_Work task_
Examine the records below. Report how many of their lines contain the word "icon", with no other content.

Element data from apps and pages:
━━━━━━━━━━━━━━━━

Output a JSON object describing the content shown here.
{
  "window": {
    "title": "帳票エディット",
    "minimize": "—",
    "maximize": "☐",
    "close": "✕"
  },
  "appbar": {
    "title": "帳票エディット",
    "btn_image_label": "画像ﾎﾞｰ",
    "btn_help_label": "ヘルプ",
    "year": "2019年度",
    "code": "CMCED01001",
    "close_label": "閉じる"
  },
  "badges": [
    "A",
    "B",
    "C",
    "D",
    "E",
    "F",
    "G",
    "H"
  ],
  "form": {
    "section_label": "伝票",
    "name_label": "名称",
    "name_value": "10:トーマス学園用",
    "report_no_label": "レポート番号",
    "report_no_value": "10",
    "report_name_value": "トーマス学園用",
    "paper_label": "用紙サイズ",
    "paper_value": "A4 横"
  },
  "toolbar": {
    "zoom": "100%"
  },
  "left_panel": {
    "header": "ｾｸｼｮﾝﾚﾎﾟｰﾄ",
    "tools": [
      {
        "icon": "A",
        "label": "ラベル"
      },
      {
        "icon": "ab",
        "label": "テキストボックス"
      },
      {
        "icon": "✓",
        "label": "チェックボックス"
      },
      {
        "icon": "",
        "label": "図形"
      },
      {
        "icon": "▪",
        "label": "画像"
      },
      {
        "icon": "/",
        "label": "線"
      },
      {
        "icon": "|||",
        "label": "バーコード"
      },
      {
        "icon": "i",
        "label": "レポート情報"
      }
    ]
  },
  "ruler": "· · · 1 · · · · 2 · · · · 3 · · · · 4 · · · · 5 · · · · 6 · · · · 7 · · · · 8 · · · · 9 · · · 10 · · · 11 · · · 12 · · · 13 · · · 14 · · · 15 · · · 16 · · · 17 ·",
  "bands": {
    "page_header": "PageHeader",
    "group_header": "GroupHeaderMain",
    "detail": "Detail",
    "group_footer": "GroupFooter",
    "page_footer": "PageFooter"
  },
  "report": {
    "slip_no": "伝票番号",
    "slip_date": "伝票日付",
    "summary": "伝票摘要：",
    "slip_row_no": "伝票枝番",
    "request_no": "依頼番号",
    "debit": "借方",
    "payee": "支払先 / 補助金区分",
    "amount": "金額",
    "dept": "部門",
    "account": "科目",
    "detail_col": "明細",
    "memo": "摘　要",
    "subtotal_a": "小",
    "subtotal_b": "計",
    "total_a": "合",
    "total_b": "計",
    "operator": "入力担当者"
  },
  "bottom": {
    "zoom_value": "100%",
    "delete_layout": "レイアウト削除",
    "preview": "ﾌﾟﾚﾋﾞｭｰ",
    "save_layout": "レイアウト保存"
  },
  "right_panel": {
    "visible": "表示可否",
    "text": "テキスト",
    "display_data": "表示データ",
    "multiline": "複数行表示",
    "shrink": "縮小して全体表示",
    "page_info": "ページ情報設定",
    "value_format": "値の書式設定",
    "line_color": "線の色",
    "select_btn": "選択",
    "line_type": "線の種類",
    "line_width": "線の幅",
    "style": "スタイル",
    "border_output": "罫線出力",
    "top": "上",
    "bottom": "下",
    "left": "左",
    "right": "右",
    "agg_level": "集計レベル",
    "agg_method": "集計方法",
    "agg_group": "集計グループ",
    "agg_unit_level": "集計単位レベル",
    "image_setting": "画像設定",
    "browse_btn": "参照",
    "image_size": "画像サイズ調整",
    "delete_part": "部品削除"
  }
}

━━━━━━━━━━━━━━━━

_Task answer_
8